• _Supplied information_
◆ ◆ ◆ ◆ ◆ ◆ ◆
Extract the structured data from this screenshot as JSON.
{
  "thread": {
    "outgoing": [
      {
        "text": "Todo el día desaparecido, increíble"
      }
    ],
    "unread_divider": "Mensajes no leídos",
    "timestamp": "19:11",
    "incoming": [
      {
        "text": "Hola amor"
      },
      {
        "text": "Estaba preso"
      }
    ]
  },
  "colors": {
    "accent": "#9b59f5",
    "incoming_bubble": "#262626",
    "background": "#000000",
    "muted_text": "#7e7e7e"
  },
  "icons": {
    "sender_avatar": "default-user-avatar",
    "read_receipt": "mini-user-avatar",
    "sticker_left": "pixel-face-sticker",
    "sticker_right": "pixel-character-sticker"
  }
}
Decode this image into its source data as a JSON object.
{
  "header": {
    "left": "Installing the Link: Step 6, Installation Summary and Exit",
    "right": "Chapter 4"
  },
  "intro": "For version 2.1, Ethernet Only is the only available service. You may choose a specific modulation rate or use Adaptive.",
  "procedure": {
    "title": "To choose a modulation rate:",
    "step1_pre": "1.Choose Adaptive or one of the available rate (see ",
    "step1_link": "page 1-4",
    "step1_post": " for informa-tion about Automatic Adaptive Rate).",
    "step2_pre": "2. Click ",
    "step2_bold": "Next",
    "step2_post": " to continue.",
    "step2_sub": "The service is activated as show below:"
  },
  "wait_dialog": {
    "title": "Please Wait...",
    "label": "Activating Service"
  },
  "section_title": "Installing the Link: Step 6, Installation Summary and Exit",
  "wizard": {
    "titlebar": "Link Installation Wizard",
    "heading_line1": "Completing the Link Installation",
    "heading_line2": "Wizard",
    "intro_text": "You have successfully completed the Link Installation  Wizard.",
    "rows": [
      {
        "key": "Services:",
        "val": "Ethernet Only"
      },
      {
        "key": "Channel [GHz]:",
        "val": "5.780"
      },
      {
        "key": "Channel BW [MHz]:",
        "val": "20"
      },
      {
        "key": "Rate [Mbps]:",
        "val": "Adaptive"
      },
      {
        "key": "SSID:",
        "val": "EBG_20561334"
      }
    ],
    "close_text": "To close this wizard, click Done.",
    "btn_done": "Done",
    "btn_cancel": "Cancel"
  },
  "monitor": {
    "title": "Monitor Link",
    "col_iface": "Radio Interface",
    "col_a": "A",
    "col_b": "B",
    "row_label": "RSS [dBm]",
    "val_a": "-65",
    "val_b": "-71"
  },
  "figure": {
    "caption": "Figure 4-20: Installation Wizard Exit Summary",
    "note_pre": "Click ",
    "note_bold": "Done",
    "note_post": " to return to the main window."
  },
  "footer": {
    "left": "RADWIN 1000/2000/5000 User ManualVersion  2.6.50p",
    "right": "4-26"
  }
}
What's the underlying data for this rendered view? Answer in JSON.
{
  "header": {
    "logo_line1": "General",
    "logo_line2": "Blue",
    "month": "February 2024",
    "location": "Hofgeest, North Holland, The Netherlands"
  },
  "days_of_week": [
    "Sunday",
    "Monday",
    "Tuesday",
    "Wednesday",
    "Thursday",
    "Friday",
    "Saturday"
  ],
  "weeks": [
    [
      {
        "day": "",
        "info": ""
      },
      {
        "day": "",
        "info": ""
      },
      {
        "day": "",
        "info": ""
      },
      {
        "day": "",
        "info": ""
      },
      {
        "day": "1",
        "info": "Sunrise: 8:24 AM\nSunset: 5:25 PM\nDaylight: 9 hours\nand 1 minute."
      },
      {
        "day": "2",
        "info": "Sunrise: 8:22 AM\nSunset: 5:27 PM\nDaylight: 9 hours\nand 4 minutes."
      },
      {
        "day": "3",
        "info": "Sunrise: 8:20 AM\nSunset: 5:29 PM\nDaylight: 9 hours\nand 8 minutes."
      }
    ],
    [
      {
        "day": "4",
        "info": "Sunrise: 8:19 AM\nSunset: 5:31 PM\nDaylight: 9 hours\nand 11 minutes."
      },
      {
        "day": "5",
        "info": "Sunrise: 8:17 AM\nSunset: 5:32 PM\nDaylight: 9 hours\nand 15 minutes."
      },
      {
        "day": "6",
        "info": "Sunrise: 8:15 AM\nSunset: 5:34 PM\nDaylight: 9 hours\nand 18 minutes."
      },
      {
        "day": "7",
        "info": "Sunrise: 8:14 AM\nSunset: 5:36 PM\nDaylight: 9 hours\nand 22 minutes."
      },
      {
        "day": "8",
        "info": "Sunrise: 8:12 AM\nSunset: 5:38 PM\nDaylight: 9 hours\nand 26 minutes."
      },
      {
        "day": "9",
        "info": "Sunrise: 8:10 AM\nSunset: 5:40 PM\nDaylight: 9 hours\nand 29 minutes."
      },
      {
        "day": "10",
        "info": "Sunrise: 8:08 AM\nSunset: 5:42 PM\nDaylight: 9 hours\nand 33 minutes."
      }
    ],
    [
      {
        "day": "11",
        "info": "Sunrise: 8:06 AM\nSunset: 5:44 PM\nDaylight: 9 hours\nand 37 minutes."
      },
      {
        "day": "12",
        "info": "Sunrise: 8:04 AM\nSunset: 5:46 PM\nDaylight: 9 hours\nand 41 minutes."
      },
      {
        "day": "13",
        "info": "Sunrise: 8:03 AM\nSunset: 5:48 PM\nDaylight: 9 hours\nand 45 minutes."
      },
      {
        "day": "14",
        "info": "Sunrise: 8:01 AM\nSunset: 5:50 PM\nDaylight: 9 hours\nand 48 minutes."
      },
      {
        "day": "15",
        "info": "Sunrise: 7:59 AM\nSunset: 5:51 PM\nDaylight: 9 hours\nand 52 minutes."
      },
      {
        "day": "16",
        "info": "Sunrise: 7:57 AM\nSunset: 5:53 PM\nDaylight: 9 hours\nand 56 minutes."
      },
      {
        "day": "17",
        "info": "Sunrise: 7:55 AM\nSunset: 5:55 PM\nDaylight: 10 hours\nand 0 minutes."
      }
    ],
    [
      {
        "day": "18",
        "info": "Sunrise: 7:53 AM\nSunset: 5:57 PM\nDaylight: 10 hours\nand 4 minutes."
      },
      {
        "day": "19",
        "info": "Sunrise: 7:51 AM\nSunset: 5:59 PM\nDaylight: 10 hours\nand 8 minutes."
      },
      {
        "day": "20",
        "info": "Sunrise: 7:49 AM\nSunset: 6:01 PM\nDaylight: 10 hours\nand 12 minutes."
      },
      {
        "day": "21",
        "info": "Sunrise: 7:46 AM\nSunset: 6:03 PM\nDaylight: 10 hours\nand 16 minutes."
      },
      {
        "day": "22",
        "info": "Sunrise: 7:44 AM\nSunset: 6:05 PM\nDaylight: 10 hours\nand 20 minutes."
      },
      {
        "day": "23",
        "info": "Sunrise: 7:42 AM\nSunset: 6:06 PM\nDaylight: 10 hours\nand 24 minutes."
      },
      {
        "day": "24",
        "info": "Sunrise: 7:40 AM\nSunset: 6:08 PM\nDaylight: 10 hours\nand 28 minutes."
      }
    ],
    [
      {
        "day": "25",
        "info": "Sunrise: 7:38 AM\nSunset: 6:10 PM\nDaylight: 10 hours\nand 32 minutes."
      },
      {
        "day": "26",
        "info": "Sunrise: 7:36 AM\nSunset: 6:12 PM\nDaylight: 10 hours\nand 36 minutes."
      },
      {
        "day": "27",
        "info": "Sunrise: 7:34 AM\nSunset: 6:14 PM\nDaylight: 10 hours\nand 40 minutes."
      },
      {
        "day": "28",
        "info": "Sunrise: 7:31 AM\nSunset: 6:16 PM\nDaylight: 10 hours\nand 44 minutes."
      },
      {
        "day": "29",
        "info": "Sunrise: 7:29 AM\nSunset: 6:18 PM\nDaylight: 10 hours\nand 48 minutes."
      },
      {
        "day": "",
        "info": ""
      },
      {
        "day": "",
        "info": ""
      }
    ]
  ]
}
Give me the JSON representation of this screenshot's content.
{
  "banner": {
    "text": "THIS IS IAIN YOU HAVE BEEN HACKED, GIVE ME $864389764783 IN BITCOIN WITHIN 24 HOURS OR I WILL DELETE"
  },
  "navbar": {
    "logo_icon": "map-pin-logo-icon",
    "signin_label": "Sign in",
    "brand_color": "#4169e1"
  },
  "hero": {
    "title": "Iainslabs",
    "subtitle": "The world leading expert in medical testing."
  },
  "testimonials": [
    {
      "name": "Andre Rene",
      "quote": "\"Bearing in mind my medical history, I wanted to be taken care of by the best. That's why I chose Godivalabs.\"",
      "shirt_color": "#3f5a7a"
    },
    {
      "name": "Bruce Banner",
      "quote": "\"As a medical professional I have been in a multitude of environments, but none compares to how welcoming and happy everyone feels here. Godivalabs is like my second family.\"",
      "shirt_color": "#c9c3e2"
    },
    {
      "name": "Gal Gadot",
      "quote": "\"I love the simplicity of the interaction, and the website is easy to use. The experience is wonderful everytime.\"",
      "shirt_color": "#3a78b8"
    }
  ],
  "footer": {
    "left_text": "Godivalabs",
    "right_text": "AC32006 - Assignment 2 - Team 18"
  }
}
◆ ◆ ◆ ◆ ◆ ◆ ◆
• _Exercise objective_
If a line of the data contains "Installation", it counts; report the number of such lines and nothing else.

• _Result of the exercise_
6